■ TASK ■
Output each line of the data below exactly, omitting any image.

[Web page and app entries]
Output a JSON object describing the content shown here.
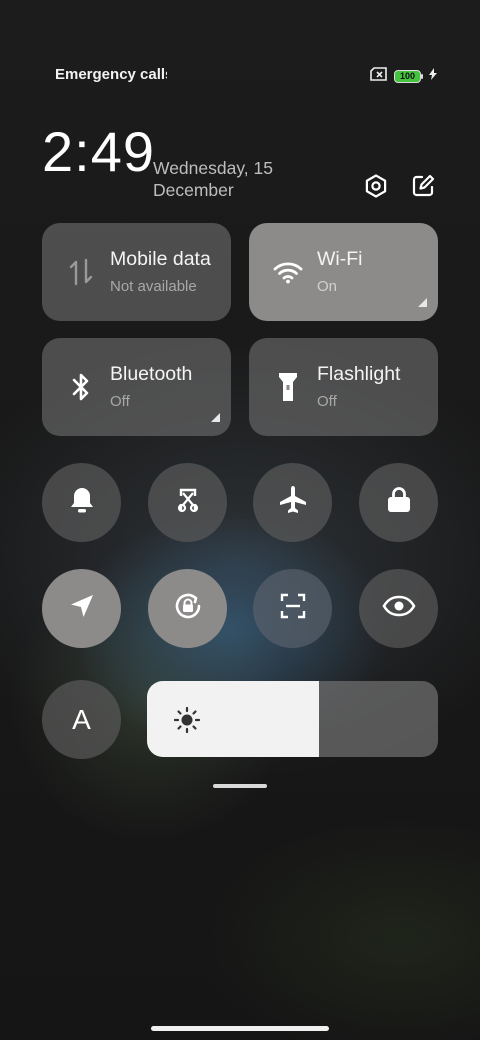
{
  "status_bar": {
    "carrier_text": "Emergency calls",
    "battery_level": "100",
    "charging": true
  },
  "header": {
    "time": "2:49",
    "date": "Wednesday, 15 December"
  },
  "tiles": [
    {
      "label": "Mobile data",
      "status": "Not available",
      "icon": "mobile-data-icon",
      "active": false
    },
    {
      "label": "Wi-Fi",
      "status": "On",
      "icon": "wifi-icon",
      "active": true
    },
    {
      "label": "Bluetooth",
      "status": "Off",
      "icon": "bluetooth-icon",
      "active": false
    },
    {
      "label": "Flashlight",
      "status": "Off",
      "icon": "flashlight-icon",
      "active": false
    }
  ],
  "toggles_row1": [
    "bell-icon",
    "screenshot-icon",
    "airplane-icon",
    "lock-icon"
  ],
  "toggles_row2": [
    "location-icon",
    "rotation-lock-icon",
    "scanner-icon",
    "eye-icon"
  ],
  "auto_brightness_label": "A",
  "brightness_percent": 59,
  "colors": {
    "tile_on": "#8d8a8a",
    "tile_off": "#5e5e5e",
    "battery": "#46c33e"
  }
}
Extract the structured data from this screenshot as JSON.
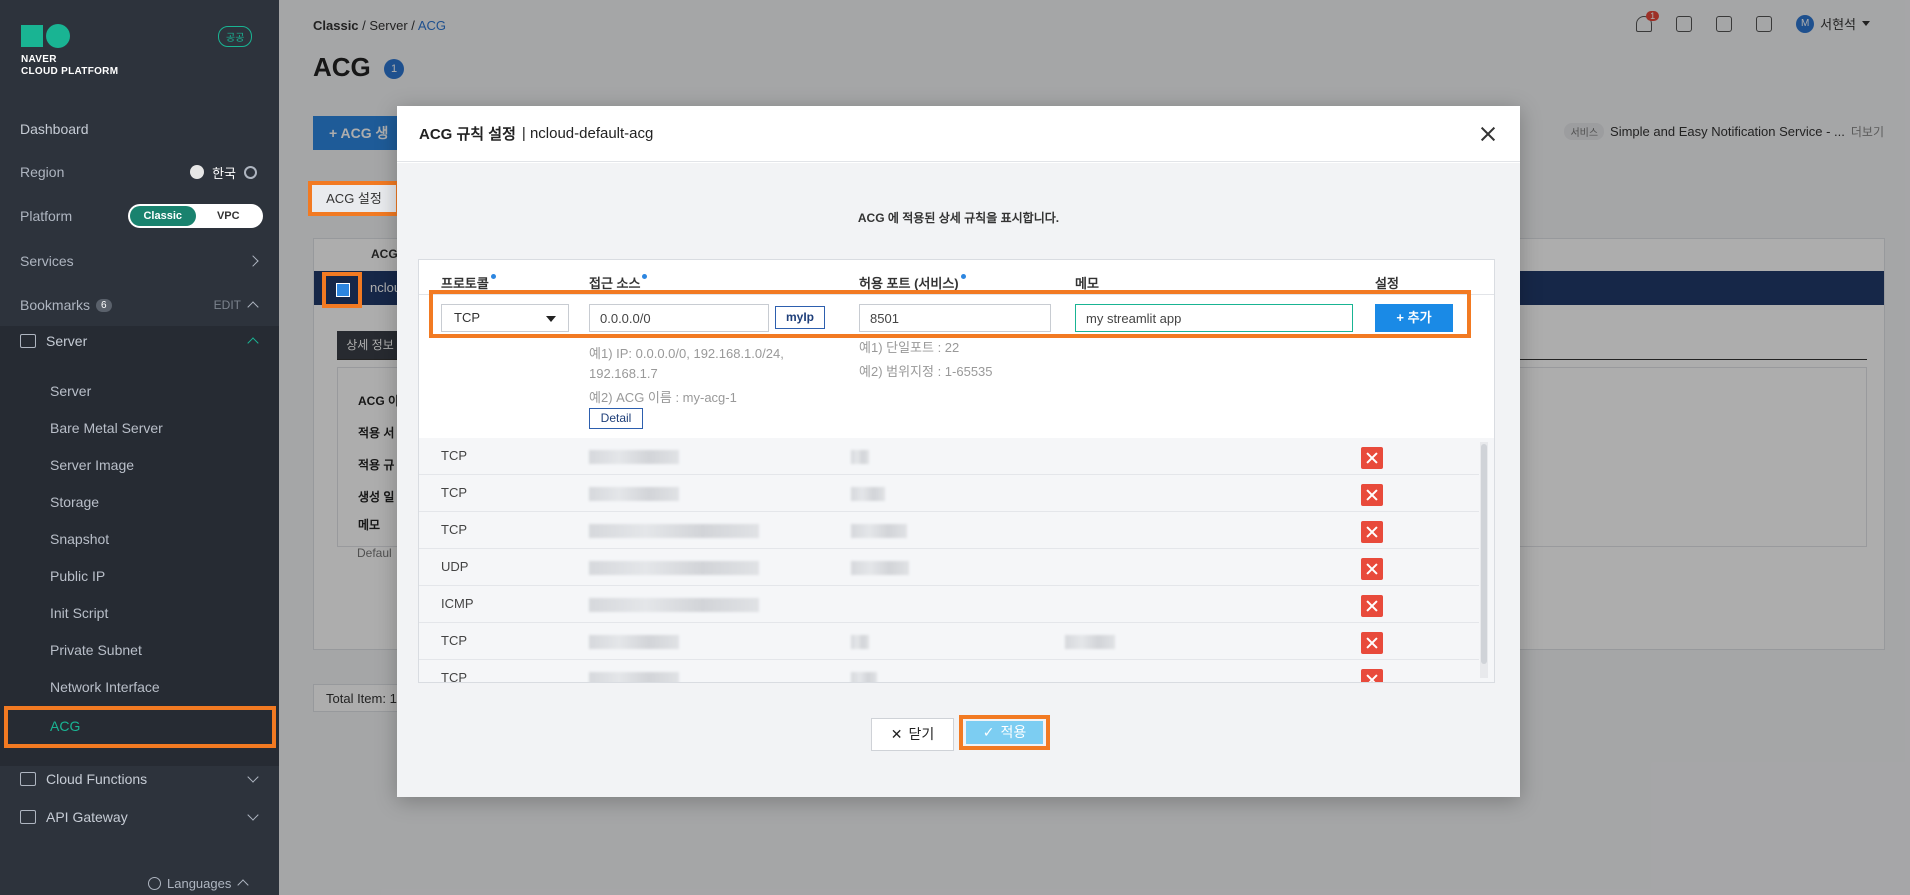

■ RESPONSE TO THE EXERCISE ■
Output a JSON object describing the content shown here.
{
  "status_bar": {
    "carrier_text": "Emergency calls",
    "battery_level": "100",
    "charging": true
  },
  "header": {
    "time": "2:49",
    "date": "Wednesday, 15 December"
  },
  "tiles": [
    {
      "label": "Mobile data",
      "status": "Not available",
      "icon": "mobile-data-icon",
      "active": false
    },
    {
      "label": "Wi-Fi",
      "status": "On",
      "icon": "wifi-icon",
      "active": true
    },
    {
      "label": "Bluetooth",
      "status": "Off",
      "icon": "bluetooth-icon",
      "active": false
    },
    {
      "label": "Flashlight",
      "status": "Off",
      "icon": "flashlight-icon",
      "active": false
    }
  ],
  "toggles_row1": [
    "bell-icon",
    "screenshot-icon",
    "airplane-icon",
    "lock-icon"
  ],
  "toggles_row2": [
    "location-icon",
    "rotation-lock-icon",
    "scanner-icon",
    "eye-icon"
  ],
  "auto_brightness_label": "A",
  "brightness_percent": 59,
  "colors": {
    "tile_on": "#8d8a8a",
    "tile_off": "#5e5e5e",
    "battery": "#46c33e"
  }
}
Extract the structured data from this screenshot as JSON.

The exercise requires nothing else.